The new crash safety test being implemented by the Insurance Institute for Highway Safety is creating some shock waves among automakers and their customers due to surprising test results that are challenging prior notions of the safety of various models.
Some models stand to have their reputations hurt more than marginally. Toyota's Camry is one notable example: Despite being one of the most popular cars in the United States and being regarded as a safe family vehicle, the model performed poorly in the new crash test.
In fact, no Toyota model ranked in the top group of vehicles in terms of motor vehicle crash safety, despite being a repeat winner in the past. Camry and the Prius V were at their worst in the small-overlap frontal crash test administered by the IIHS.
Another surprising trend was that lower-cost vehicles had a tendency to perform better in small-overlap tests than more expensive vehicles. Even the president of the IIHS was shocked to see midsize family cars receive better collision ratings than midsize luxury cars.

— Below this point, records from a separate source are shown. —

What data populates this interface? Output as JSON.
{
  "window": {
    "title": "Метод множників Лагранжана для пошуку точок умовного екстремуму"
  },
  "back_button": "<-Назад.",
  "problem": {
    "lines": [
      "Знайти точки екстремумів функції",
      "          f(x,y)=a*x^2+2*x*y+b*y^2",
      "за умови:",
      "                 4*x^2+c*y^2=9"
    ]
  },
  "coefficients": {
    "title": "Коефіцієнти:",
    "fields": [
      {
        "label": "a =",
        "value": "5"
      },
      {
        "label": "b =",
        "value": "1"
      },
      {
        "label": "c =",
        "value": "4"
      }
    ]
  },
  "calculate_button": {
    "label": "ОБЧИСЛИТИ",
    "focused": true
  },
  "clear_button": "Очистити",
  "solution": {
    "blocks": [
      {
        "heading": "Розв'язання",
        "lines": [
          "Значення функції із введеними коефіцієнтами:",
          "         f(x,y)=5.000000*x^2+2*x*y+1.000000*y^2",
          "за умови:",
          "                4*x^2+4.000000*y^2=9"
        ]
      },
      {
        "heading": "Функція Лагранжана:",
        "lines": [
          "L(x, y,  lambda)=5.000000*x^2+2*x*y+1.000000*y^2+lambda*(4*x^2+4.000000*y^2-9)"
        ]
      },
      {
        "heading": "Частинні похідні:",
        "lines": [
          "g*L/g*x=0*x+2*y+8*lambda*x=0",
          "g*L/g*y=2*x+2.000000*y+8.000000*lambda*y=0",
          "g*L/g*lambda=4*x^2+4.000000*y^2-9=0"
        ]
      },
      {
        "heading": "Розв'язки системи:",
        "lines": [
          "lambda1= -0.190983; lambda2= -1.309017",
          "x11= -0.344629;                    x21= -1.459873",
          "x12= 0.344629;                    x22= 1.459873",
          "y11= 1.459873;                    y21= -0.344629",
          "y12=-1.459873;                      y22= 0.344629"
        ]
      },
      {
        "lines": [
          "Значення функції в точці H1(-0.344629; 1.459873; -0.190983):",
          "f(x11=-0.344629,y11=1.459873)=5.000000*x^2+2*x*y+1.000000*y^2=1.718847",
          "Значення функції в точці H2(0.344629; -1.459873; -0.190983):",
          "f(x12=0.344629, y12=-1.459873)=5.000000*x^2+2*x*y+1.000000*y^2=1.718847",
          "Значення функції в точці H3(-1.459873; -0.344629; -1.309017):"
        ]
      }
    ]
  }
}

The small overlap test in particular proved illuminating as a different approach to analyzing vehicle safety in a variety of accident scenarios.
The results mean that safety changes could soon be rolled out on car assembly lines in Ohio and elsewhere. The IIHS has plenty of industry clout and power, and automakers will likely be eager to redesign safety features to better protect passengers in a car accident -- and thus achieve a better rating in safety tests.
Source: Wall Street Journal, "Honda, Suzuki Cars Perform Best, Toyota Falters in IIHS Crash-Testing," Jonathan Welsh, Dec. 20, 2012